═════ INPUT FOR THIS TASK
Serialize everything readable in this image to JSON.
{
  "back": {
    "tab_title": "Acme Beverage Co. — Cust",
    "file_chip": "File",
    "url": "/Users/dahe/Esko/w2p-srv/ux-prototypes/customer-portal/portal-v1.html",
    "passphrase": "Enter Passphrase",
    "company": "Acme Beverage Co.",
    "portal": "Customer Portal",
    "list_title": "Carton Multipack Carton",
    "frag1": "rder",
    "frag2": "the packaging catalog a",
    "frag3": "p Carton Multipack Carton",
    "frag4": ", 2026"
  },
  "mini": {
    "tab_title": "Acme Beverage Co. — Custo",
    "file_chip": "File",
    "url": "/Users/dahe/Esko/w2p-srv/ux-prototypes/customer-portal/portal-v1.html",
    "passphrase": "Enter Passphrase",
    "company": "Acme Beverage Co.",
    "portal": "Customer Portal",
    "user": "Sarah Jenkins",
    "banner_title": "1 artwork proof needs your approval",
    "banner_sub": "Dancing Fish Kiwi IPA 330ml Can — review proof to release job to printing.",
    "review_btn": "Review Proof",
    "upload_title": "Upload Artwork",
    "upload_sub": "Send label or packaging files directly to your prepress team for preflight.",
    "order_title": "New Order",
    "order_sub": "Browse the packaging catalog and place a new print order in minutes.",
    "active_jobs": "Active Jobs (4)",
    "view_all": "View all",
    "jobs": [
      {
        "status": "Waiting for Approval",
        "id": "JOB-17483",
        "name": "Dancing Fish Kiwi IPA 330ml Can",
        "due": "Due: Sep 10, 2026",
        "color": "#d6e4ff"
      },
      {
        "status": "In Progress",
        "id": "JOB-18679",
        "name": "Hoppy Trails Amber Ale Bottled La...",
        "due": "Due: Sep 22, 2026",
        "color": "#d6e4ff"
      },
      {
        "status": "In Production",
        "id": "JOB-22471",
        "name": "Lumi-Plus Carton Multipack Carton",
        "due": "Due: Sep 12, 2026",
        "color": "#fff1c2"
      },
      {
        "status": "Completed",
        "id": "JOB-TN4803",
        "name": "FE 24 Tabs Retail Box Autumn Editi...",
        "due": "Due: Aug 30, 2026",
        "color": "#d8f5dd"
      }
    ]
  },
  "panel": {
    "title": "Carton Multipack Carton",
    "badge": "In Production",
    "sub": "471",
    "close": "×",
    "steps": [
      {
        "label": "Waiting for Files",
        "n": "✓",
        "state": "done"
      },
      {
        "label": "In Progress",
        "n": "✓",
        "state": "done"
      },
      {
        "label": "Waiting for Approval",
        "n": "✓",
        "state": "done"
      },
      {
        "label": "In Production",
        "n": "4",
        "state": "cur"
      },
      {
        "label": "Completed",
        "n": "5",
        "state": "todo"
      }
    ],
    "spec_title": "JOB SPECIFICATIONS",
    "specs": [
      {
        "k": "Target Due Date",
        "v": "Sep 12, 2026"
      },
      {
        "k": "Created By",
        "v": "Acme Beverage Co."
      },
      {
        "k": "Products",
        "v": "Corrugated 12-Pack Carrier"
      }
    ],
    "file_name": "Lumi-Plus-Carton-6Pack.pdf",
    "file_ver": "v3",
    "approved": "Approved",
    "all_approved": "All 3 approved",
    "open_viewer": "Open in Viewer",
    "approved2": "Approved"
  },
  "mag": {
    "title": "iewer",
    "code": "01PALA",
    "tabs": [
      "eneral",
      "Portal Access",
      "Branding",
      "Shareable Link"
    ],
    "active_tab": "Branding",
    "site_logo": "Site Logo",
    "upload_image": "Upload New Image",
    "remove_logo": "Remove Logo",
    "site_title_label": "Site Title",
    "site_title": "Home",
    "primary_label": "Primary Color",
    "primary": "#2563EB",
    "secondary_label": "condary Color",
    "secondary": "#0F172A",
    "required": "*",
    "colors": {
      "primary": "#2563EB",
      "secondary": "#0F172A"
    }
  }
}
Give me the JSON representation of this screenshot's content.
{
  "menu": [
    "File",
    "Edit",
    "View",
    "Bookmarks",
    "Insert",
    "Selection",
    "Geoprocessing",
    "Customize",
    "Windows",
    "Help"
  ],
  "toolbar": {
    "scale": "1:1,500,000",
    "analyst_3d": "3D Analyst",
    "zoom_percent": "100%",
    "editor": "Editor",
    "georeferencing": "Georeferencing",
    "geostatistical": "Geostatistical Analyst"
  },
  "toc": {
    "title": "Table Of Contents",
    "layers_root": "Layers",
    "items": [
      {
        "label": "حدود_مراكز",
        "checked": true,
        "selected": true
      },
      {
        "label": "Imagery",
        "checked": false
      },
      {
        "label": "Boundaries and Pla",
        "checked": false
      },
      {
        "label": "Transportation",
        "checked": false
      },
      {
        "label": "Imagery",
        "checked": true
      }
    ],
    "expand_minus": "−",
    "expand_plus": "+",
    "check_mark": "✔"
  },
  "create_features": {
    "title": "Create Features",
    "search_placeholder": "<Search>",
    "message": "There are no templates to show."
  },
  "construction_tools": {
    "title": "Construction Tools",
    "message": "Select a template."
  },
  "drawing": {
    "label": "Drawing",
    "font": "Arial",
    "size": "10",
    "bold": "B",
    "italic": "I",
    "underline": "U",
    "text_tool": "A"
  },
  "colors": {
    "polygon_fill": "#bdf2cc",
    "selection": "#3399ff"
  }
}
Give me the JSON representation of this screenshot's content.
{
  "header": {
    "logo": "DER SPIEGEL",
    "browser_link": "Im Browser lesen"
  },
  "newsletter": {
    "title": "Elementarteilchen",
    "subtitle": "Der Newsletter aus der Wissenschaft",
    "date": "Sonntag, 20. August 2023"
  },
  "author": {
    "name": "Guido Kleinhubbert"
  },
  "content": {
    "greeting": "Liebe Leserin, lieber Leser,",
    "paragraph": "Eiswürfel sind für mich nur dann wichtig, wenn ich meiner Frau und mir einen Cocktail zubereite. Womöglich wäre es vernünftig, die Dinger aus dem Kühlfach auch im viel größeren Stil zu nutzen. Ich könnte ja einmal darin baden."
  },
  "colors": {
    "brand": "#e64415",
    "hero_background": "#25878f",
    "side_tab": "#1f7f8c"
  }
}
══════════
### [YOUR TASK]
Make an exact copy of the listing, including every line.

### [FINAL ANSWER]
Serialize everything readable in this image to JSON.
{
  "back": {
    "tab_title": "Acme Beverage Co. — Cust",
    "file_chip": "File",
    "url": "/Users/dahe/Esko/w2p-srv/ux-prototypes/customer-portal/portal-v1.html",
    "passphrase": "Enter Passphrase",
    "company": "Acme Beverage Co.",
    "portal": "Customer Portal",
    "list_title": "Carton Multipack Carton",
    "frag1": "rder",
    "frag2": "the packaging catalog a",
    "frag3": "p Carton Multipack Carton",
    "frag4": ", 2026"
  },
  "mini": {
    "tab_title": "Acme Beverage Co. — Custo",
    "file_chip": "File",
    "url": "/Users/dahe/Esko/w2p-srv/ux-prototypes/customer-portal/portal-v1.html",
    "passphrase": "Enter Passphrase",
    "company": "Acme Beverage Co.",
    "portal": "Customer Portal",
    "user": "Sarah Jenkins",
    "banner_title": "1 artwork proof needs your approval",
    "banner_sub": "Dancing Fish Kiwi IPA 330ml Can — review proof to release job to printing.",
    "review_btn": "Review Proof",
    "upload_title": "Upload Artwork",
    "upload_sub": "Send label or packaging files directly to your prepress team for preflight.",
    "order_title": "New Order",
    "order_sub": "Browse the packaging catalog and place a new print order in minutes.",
    "active_jobs": "Active Jobs (4)",
    "view_all": "View all",
    "jobs": [
      {
        "status": "Waiting for Approval",
        "id": "JOB-17483",
        "name": "Dancing Fish Kiwi IPA 330ml Can",
        "due": "Due: Sep 10, 2026",
        "color": "#d6e4ff"
      },
      {
        "status": "In Progress",
        "id": "JOB-18679",
        "name": "Hoppy Trails Amber Ale Bottled La...",
        "due": "Due: Sep 22, 2026",
        "color": "#d6e4ff"
      },
      {
        "status": "In Production",
        "id": "JOB-22471",
        "name": "Lumi-Plus Carton Multipack Carton",
        "due": "Due: Sep 12, 2026",
        "color": "#fff1c2"
      },
      {
        "status": "Completed",
        "id": "JOB-TN4803",
        "name": "FE 24 Tabs Retail Box Autumn Editi...",
        "due": "Due: Aug 30, 2026",
        "color": "#d8f5dd"
      }
    ]
  },
  "panel": {
    "title": "Carton Multipack Carton",
    "badge": "In Production",
    "sub": "471",
    "close": "×",
    "steps": [
      {
        "label": "Waiting for Files",
        "n": "✓",
        "state": "done"
      },
      {
        "label": "In Progress",
        "n": "✓",
        "state": "done"
      },
      {
        "label": "Waiting for Approval",
        "n": "✓",
        "state": "done"
      },
      {
        "label": "In Production",
        "n": "4",
        "state": "cur"
      },
      {
        "label": "Completed",
        "n": "5",
        "state": "todo"
      }
    ],
    "spec_title": "JOB SPECIFICATIONS",
    "specs": [
      {
        "k": "Target Due Date",
        "v": "Sep 12, 2026"
      },
      {
        "k": "Created By",
        "v": "Acme Beverage Co."
      },
      {
        "k": "Products",
        "v": "Corrugated 12-Pack Carrier"
      }
    ],
    "file_name": "Lumi-Plus-Carton-6Pack.pdf",
    "file_ver": "v3",
    "approved": "Approved",
    "all_approved": "All 3 approved",
    "open_viewer": "Open in Viewer",
    "approved2": "Approved"
  },
  "mag": {
    "title": "iewer",
    "code": "01PALA",
    "tabs": [
      "eneral",
      "Portal Access",
      "Branding",
      "Shareable Link"
    ],
    "active_tab": "Branding",
    "site_logo": "Site Logo",
    "upload_image": "Upload New Image",
    "remove_logo": "Remove Logo",
    "site_title_label": "Site Title",
    "site_title": "Home",
    "primary_label": "Primary Color",
    "primary": "#2563EB",
    "secondary_label": "condary Color",
    "secondary": "#0F172A",
    "required": "*",
    "colors": {
      "primary": "#2563EB",
      "secondary": "#0F172A"
    }
  }
}
Give me the JSON representation of this screenshot's content.
{
  "menu": [
    "File",
    "Edit",
    "View",
    "Bookmarks",
    "Insert",
    "Selection",
    "Geoprocessing",
    "Customize",
    "Windows",
    "Help"
  ],
  "toolbar": {
    "scale": "1:1,500,000",
    "analyst_3d": "3D Analyst",
    "zoom_percent": "100%",
    "editor": "Editor",
    "georeferencing": "Georeferencing",
    "geostatistical": "Geostatistical Analyst"
  },
  "toc": {
    "title": "Table Of Contents",
    "layers_root": "Layers",
    "items": [
      {
        "label": "حدود_مراكز",
        "checked": true,
        "selected": true
      },
      {
        "label": "Imagery",
        "checked": false
      },
      {
        "label": "Boundaries and Pla",
        "checked": false
      },
      {
        "label": "Transportation",
        "checked": false
      },
      {
        "label": "Imagery",
        "checked": true
      }
    ],
    "expand_minus": "−",
    "expand_plus": "+",
    "check_mark": "✔"
  },
  "create_features": {
    "title": "Create Features",
    "search_placeholder": "<Search>",
    "message": "There are no templates to show."
  },
  "construction_tools": {
    "title": "Construction Tools",
    "message": "Select a template."
  },
  "drawing": {
    "label": "Drawing",
    "font": "Arial",
    "size": "10",
    "bold": "B",
    "italic": "I",
    "underline": "U",
    "text_tool": "A"
  },
  "colors": {
    "polygon_fill": "#bdf2cc",
    "selection": "#3399ff"
  }
}
Give me the JSON representation of this screenshot's content.
{
  "header": {
    "logo": "DER SPIEGEL",
    "browser_link": "Im Browser lesen"
  },
  "newsletter": {
    "title": "Elementarteilchen",
    "subtitle": "Der Newsletter aus der Wissenschaft",
    "date": "Sonntag, 20. August 2023"
  },
  "author": {
    "name": "Guido Kleinhubbert"
  },
  "content": {
    "greeting": "Liebe Leserin, lieber Leser,",
    "paragraph": "Eiswürfel sind für mich nur dann wichtig, wenn ich meiner Frau und mir einen Cocktail zubereite. Womöglich wäre es vernünftig, die Dinger aus dem Kühlfach auch im viel größeren Stil zu nutzen. Ich könnte ja einmal darin baden."
  },
  "colors": {
    "brand": "#e64415",
    "hero_background": "#25878f",
    "side_tab": "#1f7f8c"
  }
}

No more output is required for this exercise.